*Goal of the exercise*
Within the records below, find each line that holds the string "IllustKit", then copy it.

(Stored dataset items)
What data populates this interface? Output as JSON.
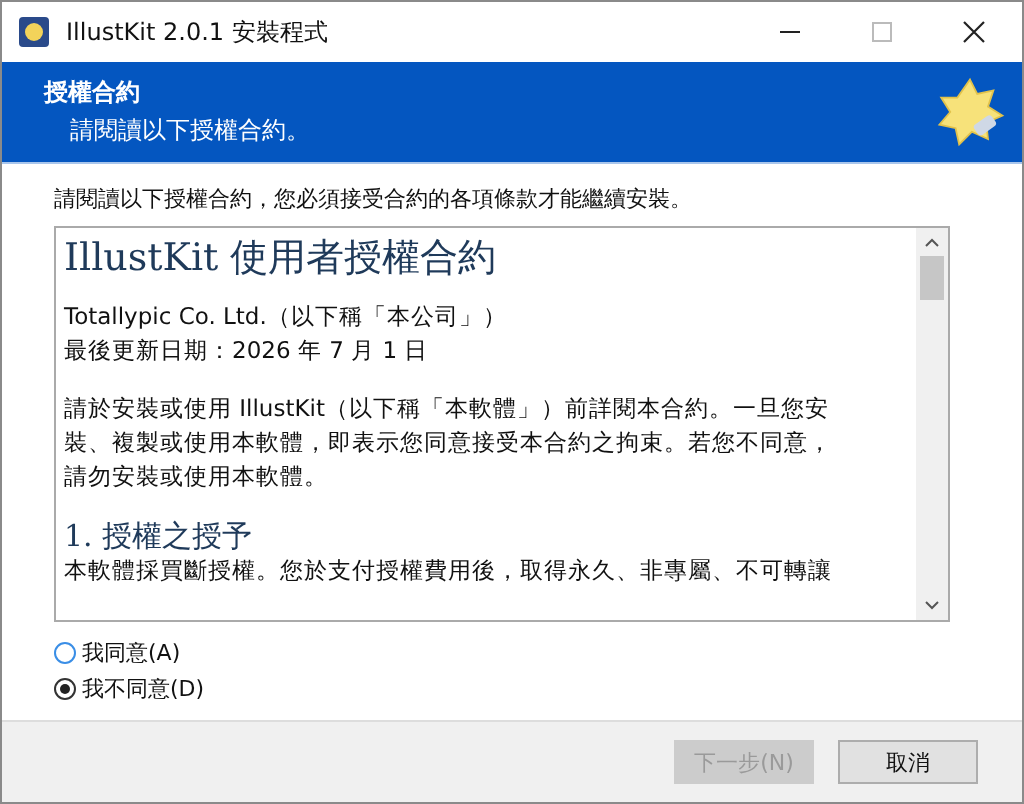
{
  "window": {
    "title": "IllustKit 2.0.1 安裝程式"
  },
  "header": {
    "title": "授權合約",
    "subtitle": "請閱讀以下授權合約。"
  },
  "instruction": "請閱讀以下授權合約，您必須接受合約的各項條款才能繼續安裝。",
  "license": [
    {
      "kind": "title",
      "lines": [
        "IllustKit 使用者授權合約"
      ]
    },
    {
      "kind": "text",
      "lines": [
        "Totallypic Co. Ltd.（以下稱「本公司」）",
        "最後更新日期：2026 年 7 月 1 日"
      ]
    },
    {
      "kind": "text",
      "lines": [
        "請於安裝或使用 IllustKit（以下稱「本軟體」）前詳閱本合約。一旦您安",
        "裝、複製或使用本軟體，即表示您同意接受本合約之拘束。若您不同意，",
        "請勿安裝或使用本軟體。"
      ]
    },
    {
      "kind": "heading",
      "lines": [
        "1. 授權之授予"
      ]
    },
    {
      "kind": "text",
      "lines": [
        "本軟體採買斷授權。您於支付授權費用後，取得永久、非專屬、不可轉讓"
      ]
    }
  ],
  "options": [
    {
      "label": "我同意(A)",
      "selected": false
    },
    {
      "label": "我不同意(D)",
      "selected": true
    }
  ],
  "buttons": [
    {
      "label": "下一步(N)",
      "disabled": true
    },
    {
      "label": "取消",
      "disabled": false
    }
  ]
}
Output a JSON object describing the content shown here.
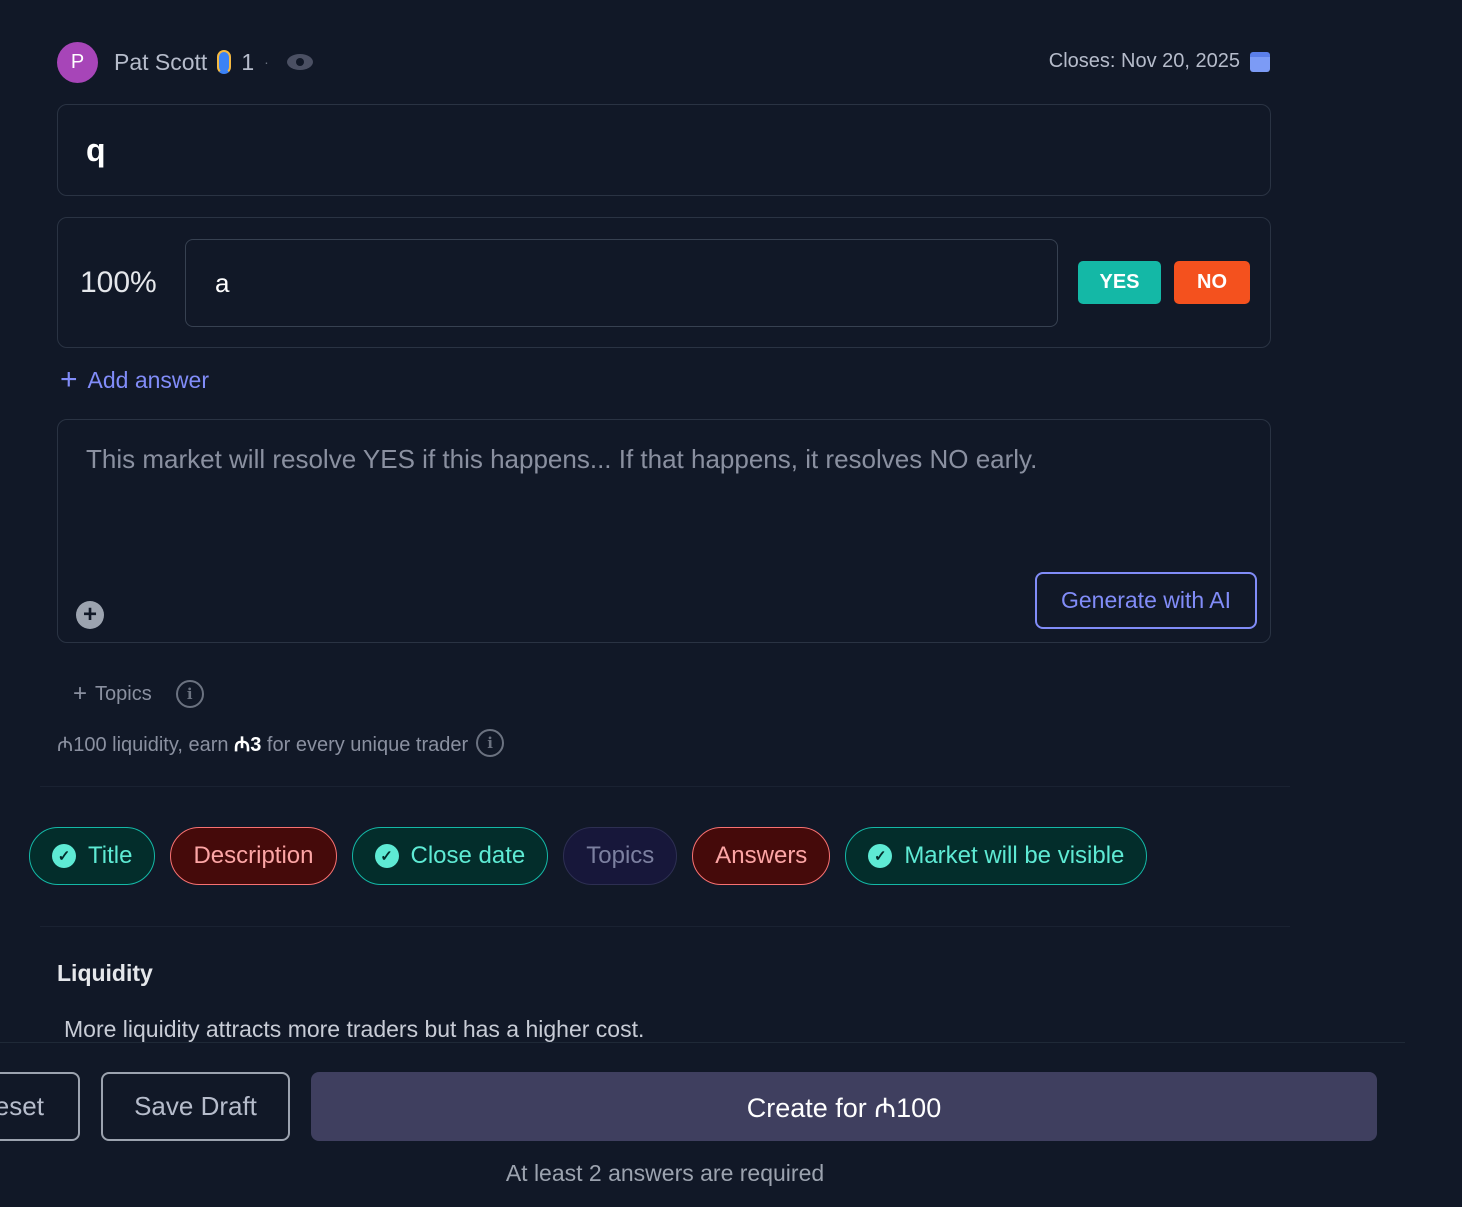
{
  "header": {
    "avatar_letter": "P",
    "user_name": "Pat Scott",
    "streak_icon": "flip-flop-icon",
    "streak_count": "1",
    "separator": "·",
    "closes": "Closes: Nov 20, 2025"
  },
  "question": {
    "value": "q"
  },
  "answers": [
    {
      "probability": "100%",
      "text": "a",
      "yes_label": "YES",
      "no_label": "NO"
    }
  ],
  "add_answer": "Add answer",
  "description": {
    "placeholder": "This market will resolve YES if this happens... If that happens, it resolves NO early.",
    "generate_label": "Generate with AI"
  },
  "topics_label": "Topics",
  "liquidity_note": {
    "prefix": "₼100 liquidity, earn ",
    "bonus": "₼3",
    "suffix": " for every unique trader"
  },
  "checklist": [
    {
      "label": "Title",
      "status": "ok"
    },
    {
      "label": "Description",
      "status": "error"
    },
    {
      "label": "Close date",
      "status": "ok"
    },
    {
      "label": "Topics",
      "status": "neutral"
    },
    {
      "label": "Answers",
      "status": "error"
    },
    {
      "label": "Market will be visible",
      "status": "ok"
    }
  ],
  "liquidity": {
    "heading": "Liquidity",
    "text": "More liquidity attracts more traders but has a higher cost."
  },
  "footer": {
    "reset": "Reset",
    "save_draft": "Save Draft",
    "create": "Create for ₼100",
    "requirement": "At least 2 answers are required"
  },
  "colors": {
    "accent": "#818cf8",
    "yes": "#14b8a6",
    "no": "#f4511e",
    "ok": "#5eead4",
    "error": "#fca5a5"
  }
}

*Result for this exercise*
    "title": "IllustKit 2.0.1 安裝程式"
        "IllustKit 使用者授權合約"
        "請於安裝或使用 IllustKit（以下稱「本軟體」）前詳閱本合約。一旦您安",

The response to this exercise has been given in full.